Lest anyone hadn’t noticed, the Eighties are alive and well in New York this week. Their archetypal power babe got a new look at Proenza Schouler, where Jack McCollough and Lazaro Hernandez rendered her in all her tough chic, fetishistic glory, but in ivory as well as the expected black. And if her big, rounded shoulders will have limited appeal at retail, her aura definitely had a certain something. Among the strong pieces: the strappy-back silk jumpsuit that opened the show (it came out again late over a big-shouldered blouse); some terrific engineered knits; a cinch-waist skirt with port-hole embroidery at the hem.

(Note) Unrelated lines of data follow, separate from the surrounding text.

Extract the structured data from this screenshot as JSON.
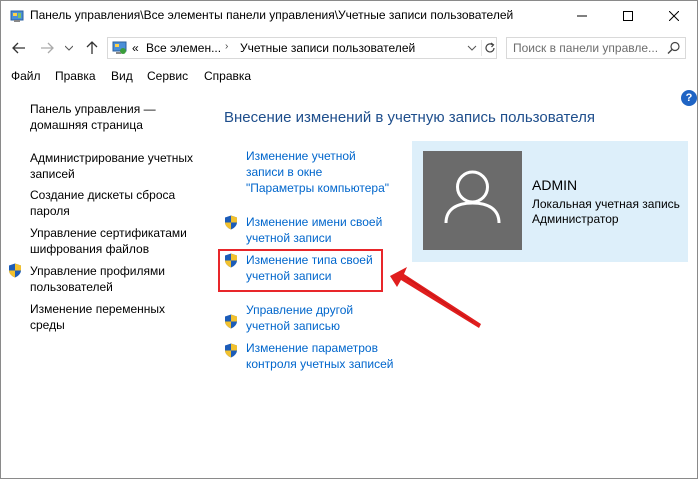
{
  "window": {
    "title": "Панель управления\\Все элементы панели управления\\Учетные записи пользователей"
  },
  "address": {
    "chevrons": "«",
    "crumb1": "Все элемен...",
    "separator": "›",
    "crumb2": "Учетные записи пользователей"
  },
  "search": {
    "placeholder": "Поиск в панели управле..."
  },
  "menu": {
    "items": [
      "Файл",
      "Правка",
      "Вид",
      "Сервис",
      "Справка"
    ]
  },
  "sidebar": {
    "items": [
      {
        "label_line1": "Панель управления —",
        "label_line2": "домашняя страница",
        "shield": false
      },
      {
        "label_line1": "Администрирование учетных",
        "label_line2": "записей",
        "shield": false
      },
      {
        "label_line1": "Создание дискеты сброса",
        "label_line2": "пароля",
        "shield": false
      },
      {
        "label_line1": "Управление сертификатами",
        "label_line2": "шифрования файлов",
        "shield": false
      },
      {
        "label_line1": "Управление профилями",
        "label_line2": "пользователей",
        "shield": true
      },
      {
        "label_line1": "Изменение переменных",
        "label_line2": "среды",
        "shield": false
      }
    ]
  },
  "main": {
    "heading": "Внесение изменений в учетную запись пользователя",
    "tasks": [
      {
        "line1": "Изменение учетной",
        "line2": "записи в окне",
        "line3": "\"Параметры компьютера\"",
        "shield": false
      },
      {
        "line1": "Изменение имени своей",
        "line2": "учетной записи",
        "shield": true
      },
      {
        "line1": "Изменение типа своей",
        "line2": "учетной записи",
        "shield": true,
        "highlighted": true
      },
      {
        "line1": "Управление другой",
        "line2": "учетной записью",
        "shield": true
      },
      {
        "line1": "Изменение параметров",
        "line2": "контроля учетных записей",
        "shield": true
      }
    ]
  },
  "user": {
    "name": "ADMIN",
    "type_line1": "Локальная учетная запись",
    "type_line2": "Администратор"
  },
  "help_label": "?",
  "colors": {
    "link": "#0066cc",
    "heading": "#1e4e8c",
    "user_panel_bg": "#ddeffa",
    "avatar_bg": "#6b6b6b",
    "highlight": "#e8262a",
    "annotation_arrow": "#e01e1e"
  },
  "icons": {
    "app": "control-panel-icon",
    "shield": "uac-shield-icon",
    "avatar": "user-silhouette-icon",
    "help": "help-icon"
  }
}
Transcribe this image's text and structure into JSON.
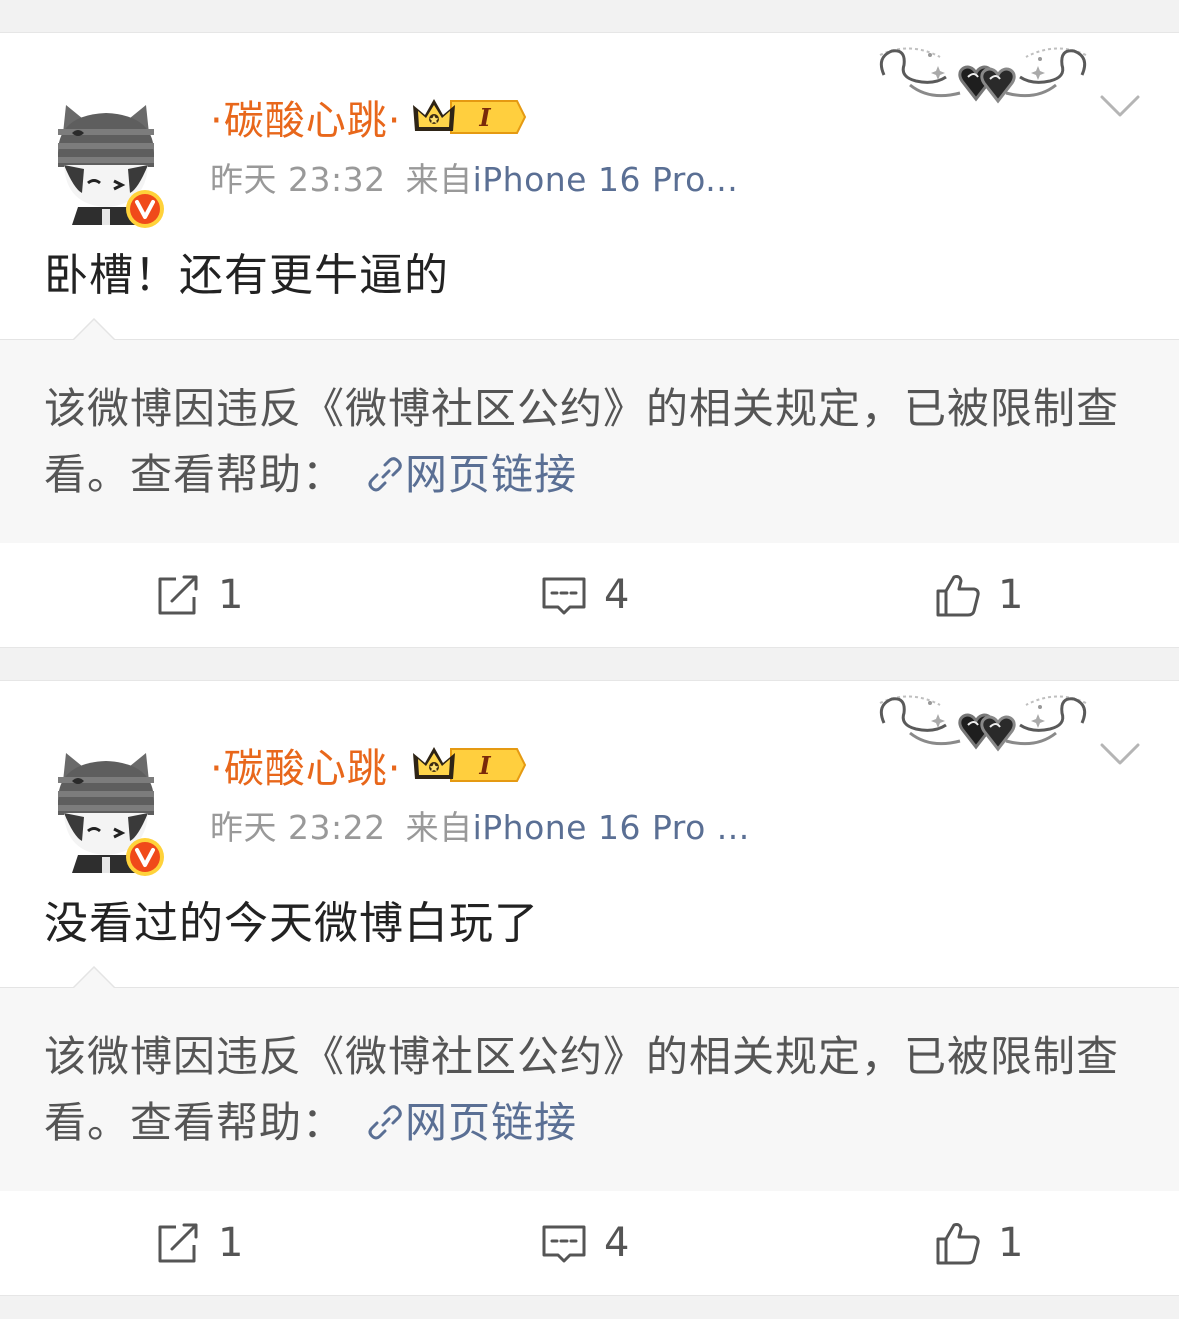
{
  "posts": [
    {
      "username": "·碳酸心跳·",
      "time": "昨天 23:32",
      "source_prefix": "来自",
      "source": "iPhone 16 Pro...",
      "content": "卧槽！还有更牛逼的",
      "notice_text": "该微博因违反《微博社区公约》的相关规定，已被限制查看。查看帮助：",
      "notice_link": "网页链接",
      "reposts": "1",
      "comments": "4",
      "likes": "1"
    },
    {
      "username": "·碳酸心跳·",
      "time": "昨天 23:22",
      "source_prefix": "来自",
      "source": "iPhone 16 Pro ...",
      "content": "没看过的今天微博白玩了",
      "notice_text": "该微博因违反《微博社区公约》的相关规定，已被限制查看。查看帮助：",
      "notice_link": "网页链接",
      "reposts": "1",
      "comments": "4",
      "likes": "1"
    }
  ],
  "badge": {
    "level_text": "I"
  },
  "colors": {
    "username": "#e8671b",
    "link": "#5a6f94",
    "meta": "#999999",
    "verified": "#f04a1a",
    "feed_background": "#f2f2f2",
    "notice_background": "#f7f7f7"
  },
  "icons": {
    "repost": "repost-icon",
    "comment": "comment-icon",
    "like": "thumbs-up-icon",
    "menu": "chevron-down-icon",
    "link": "link-icon",
    "verified": "verified-v-icon",
    "crown": "crown-icon"
  }
}
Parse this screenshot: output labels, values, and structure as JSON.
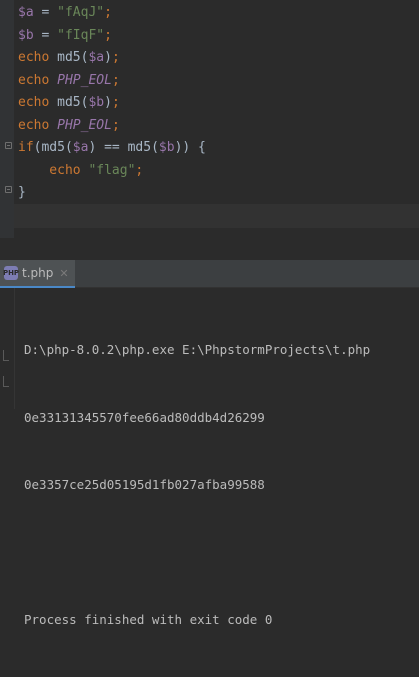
{
  "editor": {
    "lines": [
      {
        "parts": [
          {
            "t": "$a",
            "c": "var"
          },
          {
            "t": " = ",
            "c": "fn"
          },
          {
            "t": "\"fAqJ\"",
            "c": "str"
          },
          {
            "t": ";",
            "c": "kw"
          }
        ]
      },
      {
        "parts": [
          {
            "t": "$b",
            "c": "var"
          },
          {
            "t": " = ",
            "c": "fn"
          },
          {
            "t": "\"fIqF\"",
            "c": "str"
          },
          {
            "t": ";",
            "c": "kw"
          }
        ]
      },
      {
        "parts": [
          {
            "t": "echo ",
            "c": "kw"
          },
          {
            "t": "md5(",
            "c": "fn"
          },
          {
            "t": "$a",
            "c": "var"
          },
          {
            "t": ")",
            "c": "fn"
          },
          {
            "t": ";",
            "c": "kw"
          }
        ]
      },
      {
        "parts": [
          {
            "t": "echo ",
            "c": "kw"
          },
          {
            "t": "PHP_EOL",
            "c": "const"
          },
          {
            "t": ";",
            "c": "kw"
          }
        ]
      },
      {
        "parts": [
          {
            "t": "echo ",
            "c": "kw"
          },
          {
            "t": "md5(",
            "c": "fn"
          },
          {
            "t": "$b",
            "c": "var"
          },
          {
            "t": ")",
            "c": "fn"
          },
          {
            "t": ";",
            "c": "kw"
          }
        ]
      },
      {
        "parts": [
          {
            "t": "echo ",
            "c": "kw"
          },
          {
            "t": "PHP_EOL",
            "c": "const"
          },
          {
            "t": ";",
            "c": "kw"
          }
        ]
      },
      {
        "parts": [
          {
            "t": "if",
            "c": "kw"
          },
          {
            "t": "(md5(",
            "c": "fn"
          },
          {
            "t": "$a",
            "c": "var"
          },
          {
            "t": ") == md5(",
            "c": "fn"
          },
          {
            "t": "$b",
            "c": "var"
          },
          {
            "t": ")) {",
            "c": "fn"
          }
        ]
      },
      {
        "parts": [
          {
            "t": "    echo ",
            "c": "kw"
          },
          {
            "t": "\"flag\"",
            "c": "str"
          },
          {
            "t": ";",
            "c": "kw"
          }
        ]
      },
      {
        "parts": [
          {
            "t": "}",
            "c": "fn"
          }
        ]
      }
    ]
  },
  "run_tab": {
    "label": "t.php",
    "icon": "php-file-icon",
    "close_glyph": "✕"
  },
  "console": {
    "command": "D:\\php-8.0.2\\php.exe E:\\PhpstormProjects\\t.php",
    "hash_a": "0e33131345570fee66ad80ddb4d26299",
    "hash_b": "0e3357ce25d05195d1fb027afba99588",
    "exit_message": "Process finished with exit code 0"
  },
  "colors": {
    "background": "#2b2b2b",
    "keyword": "#cc7832",
    "string": "#6a8759",
    "variable": "#9876aa",
    "text": "#a9b7c6"
  }
}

Then, suddenly, the collection switched gears. We are all familiar with the concept of designers putting their editorial vision on the runway and keeping the commercial stuff back at the ranch. But here, it seemed as if Hernandez and McCollough wanted to hedge their bets, because suddenly the mood shifted. It was still Eighties, and still editorial in its way, but looser, safer, slouchier, more tony domesticated diva than dominatrix. It’s not wrong, per se — certainly there’s a lot to be said for putting approachable clothes on the runway — and many of the clothes were terrific. But one came away with the sense that, despite its gutsy motif, this was not the most confidently rendered of collections.